Negotiating is one of those business skills that causes so much stress for some people, they avoid it at all costs. But it doesn’t have to be difficult! These are some basic tactics you can apply the next time you’re in a position to negotiate a price.
The tips are adapted from the great Copyblogger article, “Get Paid What You’re Worth: 37 Negotiation Tactics for Every Freelance Writer,” which I stumbled upon years ago, and have been using as a guide for my own negotiations ever since. These are some of the tips that have worked best for me over the years.
- Always think win-win. Negotiating is not a contest, it’s a conversation, and the goal is to find a solution that works for both parties.
- Have a price in mind. Knowing your own financial goals and comfort zones will allow the conversation to move more quickly.
- Use “we” instead of “I”. Since we’re looking for a win-win outcome, we’re in this together, and our language should reflect that.
- Flatter the other party. People like having their egos stroked, and simply saying something nice can go a long way.
- Be confident. Stand your ground. Know what you’re worth. Don’t agree to terms you’re uncomfortable with.
- Stop caring about the outcome. When the outcome doesn’t matter, you’re more relaxed and confident. Remember: there will be other opportunities.
- Talk to the decision makers. Speaking to a middle man means you’ll have to rely on them to deliver your pitches.
- Avoid saying price first. Having the other party’s budget is valuable information. Ask for a budget. If they refuse, try another tactic.
- Keep your mouth shut. Silence makes people uncomfortable so they talk to fill the gap, and may reveal useful info, like their budget.
- Find space to think. A common sales tactic is to get people to agree on the spot. Avoid doing this. Tell the other party you need some time.
- If you’re not happy, say so. People aren’t mind readers! If the price isn’t right for you, let them know so they can make another offer.
- Walk away. If you’ve tried everything, and you’re still not happy, end the negotiation. It’s okay to say no, and it’s okay to shop around.

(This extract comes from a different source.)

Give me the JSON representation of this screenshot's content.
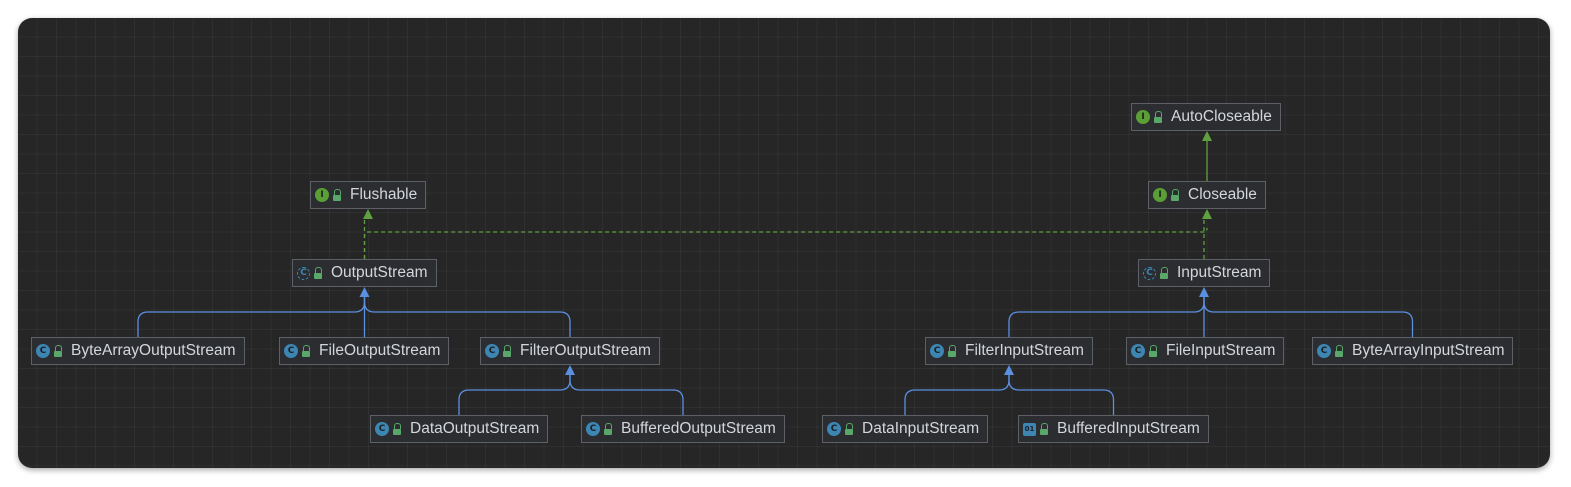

You don’t have to use all of these tactics during one negotiation -- simply apply the ideas when it makes sense. This is also by no means a finite list of tactics; whole books have been written on the topic. But these are a few easy tips to try. Above all, always keep a good attitude; you’re going to be working with these people after all!